> [Action item]:
Filter the entries below, keeping every line that has the word "group".

> [Task data]:
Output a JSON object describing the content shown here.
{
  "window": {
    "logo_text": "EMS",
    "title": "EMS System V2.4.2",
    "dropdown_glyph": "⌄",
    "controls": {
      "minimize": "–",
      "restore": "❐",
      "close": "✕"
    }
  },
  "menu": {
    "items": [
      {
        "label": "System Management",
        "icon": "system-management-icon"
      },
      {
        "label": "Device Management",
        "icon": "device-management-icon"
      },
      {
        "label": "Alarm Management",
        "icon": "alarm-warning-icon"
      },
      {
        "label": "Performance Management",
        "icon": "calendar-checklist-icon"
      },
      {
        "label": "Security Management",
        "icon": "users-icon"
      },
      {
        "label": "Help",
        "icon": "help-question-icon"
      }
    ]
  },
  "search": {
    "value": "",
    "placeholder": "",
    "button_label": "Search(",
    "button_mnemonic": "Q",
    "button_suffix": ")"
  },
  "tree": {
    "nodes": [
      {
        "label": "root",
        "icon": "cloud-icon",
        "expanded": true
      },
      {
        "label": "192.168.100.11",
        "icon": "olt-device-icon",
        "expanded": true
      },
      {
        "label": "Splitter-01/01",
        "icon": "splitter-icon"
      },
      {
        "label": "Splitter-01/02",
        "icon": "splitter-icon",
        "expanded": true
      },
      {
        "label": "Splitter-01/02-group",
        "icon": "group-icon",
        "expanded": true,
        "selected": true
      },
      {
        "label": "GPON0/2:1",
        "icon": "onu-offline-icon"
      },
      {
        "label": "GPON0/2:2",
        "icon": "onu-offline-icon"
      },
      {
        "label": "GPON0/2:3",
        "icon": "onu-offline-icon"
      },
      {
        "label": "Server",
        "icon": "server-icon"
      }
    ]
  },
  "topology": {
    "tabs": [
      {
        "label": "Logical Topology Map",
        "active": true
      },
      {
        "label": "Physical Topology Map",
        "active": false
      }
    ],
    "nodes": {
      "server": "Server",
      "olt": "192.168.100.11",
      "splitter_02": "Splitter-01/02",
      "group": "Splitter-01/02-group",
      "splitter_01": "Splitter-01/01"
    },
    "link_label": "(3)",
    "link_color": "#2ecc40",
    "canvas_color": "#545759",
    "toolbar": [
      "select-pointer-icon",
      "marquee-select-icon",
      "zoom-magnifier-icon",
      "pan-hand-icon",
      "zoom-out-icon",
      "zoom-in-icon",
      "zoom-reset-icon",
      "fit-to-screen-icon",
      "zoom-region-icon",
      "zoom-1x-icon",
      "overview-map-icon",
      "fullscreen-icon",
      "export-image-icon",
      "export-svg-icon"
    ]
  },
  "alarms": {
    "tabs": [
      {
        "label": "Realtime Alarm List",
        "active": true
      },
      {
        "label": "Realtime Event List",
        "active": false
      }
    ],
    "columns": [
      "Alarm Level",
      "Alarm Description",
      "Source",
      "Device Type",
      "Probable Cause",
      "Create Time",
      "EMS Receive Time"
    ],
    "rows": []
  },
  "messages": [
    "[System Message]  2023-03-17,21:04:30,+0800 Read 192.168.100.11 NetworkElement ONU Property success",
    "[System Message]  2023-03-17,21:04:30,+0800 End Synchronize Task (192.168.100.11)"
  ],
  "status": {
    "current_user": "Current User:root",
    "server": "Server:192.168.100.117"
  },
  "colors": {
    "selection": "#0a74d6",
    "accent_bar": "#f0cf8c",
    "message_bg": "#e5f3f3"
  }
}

> [Your solution]:
        "label": "Splitter-01/02-group",
        "icon": "group-icon",
      "group": "Splitter-01/02-group",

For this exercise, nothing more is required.